* [WHAT IS BEING ASKED] Please copy each line of the records below that includes the word "button".

(Element data from apps and pages)

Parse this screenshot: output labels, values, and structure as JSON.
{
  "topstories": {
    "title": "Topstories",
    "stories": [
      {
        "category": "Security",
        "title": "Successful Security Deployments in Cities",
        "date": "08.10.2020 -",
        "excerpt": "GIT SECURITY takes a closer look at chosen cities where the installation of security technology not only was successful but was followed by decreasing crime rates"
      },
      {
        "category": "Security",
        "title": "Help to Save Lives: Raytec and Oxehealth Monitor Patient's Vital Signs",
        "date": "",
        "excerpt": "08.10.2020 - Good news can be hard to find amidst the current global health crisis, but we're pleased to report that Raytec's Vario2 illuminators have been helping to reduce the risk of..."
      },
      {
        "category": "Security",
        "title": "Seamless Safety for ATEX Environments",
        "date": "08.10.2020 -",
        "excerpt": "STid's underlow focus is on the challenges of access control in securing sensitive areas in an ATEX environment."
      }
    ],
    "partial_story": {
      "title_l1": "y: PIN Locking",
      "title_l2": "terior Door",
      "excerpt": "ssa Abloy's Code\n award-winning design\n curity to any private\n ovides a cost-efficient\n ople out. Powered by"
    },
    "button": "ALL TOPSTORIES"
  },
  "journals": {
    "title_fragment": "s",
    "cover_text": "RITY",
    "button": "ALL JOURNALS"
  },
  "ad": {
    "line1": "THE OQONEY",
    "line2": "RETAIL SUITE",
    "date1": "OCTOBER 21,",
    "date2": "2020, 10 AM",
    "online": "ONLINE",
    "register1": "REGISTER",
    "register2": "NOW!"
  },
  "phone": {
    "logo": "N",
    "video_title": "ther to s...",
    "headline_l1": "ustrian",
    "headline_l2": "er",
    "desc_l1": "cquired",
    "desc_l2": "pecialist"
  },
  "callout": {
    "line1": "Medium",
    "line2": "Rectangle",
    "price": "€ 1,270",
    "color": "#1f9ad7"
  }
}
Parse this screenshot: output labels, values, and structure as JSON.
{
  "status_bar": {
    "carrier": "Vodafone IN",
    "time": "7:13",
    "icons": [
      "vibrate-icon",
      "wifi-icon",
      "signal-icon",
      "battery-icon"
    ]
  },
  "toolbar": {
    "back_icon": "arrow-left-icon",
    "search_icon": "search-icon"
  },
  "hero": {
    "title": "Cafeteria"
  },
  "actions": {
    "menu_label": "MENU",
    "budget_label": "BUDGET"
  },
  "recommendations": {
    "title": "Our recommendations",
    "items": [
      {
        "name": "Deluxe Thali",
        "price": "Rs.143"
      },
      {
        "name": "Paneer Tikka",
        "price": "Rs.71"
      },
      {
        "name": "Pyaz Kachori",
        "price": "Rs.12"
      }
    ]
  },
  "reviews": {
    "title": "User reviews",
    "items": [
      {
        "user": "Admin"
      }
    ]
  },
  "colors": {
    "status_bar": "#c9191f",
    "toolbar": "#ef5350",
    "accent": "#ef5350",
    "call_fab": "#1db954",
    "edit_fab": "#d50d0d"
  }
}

* [EXERCISE OUTPUT]
    "button": "ALL TOPSTORIES"
    "button": "ALL JOURNALS"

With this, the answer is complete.